Three unrelated trees or shrubs with large leaves are among the first plants to colonise bare ground created by events such as forest fires and landslides. These trees are found in forest and scrub throughout New Zealand. All three produce fruit that was valued by Māori and early European settlers.
Makomako – wineberry
The long black stems and heart-shaped light green leaves of wineberry (Aristotelia serrata) often form dense thickets in regenerating forest. It has clusters of attractive rose-pink flowers in spring, followed by red or black edible berries in summer.
Māori children used to feast on the berries, which were also squeezed and strained to make a sweet drink.
Groves of tree tutu (Coriaria arborea) can reach eight metres in height on open sites. Their egg-shaped, dark green leaves grow in opposite pairs on fluted stems. Shiny on top and dull underneath, they can look fern-like. During spring and summer tiny flowers, coloured cream to pink, hang from the branches in long clusters. Purple-black fruit form in late summer and autumn.
Both the seeds and sap of tutu are highly poisonous, resulting in many cattle deaths in the early days of European settlement. After removing the poisonous seeds, Māori prepared a drink from the fruit, which they often boiled with a type of seaweed (rimu). The resulting jelly (rehia) was then fermented.
Kōtukutuku – tree fuchsia
Common in regenerating forest and along stream banks, tree fuchsia (Fuchsia excorticata) is easily recognised by its peeling strips of cinnamon-orange bark and its purple-red flowers. These flowers appear in spring, some with bright blue pollen. Fuchsia is deciduous (shedding its leaves annually), which is unusual in New Zealand’s native trees. Some trees survive to a great age, forming gnarled trunks more than a metre across.
The purplish-black berry (kōnini) is sweet and juicy in summer.
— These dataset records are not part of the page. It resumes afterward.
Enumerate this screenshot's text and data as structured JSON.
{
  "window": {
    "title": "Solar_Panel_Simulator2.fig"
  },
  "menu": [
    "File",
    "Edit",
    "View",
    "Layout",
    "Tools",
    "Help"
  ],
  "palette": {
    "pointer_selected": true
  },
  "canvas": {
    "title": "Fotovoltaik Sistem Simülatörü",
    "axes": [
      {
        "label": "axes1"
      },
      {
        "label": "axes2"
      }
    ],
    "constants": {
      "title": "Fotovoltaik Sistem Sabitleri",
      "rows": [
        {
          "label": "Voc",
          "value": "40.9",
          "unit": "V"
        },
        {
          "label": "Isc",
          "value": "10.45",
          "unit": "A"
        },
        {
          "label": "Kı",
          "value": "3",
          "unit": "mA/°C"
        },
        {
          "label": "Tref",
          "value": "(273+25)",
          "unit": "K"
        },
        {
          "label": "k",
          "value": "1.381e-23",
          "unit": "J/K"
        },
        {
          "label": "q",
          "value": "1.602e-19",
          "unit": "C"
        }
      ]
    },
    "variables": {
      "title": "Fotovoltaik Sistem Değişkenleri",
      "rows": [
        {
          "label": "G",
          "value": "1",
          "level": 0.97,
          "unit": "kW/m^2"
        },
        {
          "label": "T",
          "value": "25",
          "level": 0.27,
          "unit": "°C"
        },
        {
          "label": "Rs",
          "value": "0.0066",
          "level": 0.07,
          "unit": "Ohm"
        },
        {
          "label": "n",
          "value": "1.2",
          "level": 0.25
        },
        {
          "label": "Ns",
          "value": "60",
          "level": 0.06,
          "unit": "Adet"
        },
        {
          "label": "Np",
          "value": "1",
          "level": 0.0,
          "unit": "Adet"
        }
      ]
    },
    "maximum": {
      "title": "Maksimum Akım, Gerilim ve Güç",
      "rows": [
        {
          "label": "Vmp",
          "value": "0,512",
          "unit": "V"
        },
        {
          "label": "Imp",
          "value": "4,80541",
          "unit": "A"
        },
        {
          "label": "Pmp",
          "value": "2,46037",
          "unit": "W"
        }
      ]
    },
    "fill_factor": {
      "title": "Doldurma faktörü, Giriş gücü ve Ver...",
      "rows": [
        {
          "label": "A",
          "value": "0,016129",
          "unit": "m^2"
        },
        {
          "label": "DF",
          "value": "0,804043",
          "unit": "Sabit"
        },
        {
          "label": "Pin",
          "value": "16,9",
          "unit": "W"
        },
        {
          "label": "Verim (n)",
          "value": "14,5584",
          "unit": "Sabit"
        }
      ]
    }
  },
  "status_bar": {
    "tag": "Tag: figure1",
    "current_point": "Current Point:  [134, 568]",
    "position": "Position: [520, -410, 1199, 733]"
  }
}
A favourite of Māori and kererū (New Zealand pigeons), and now possums, it was also used by European settlers to make jam and puddings.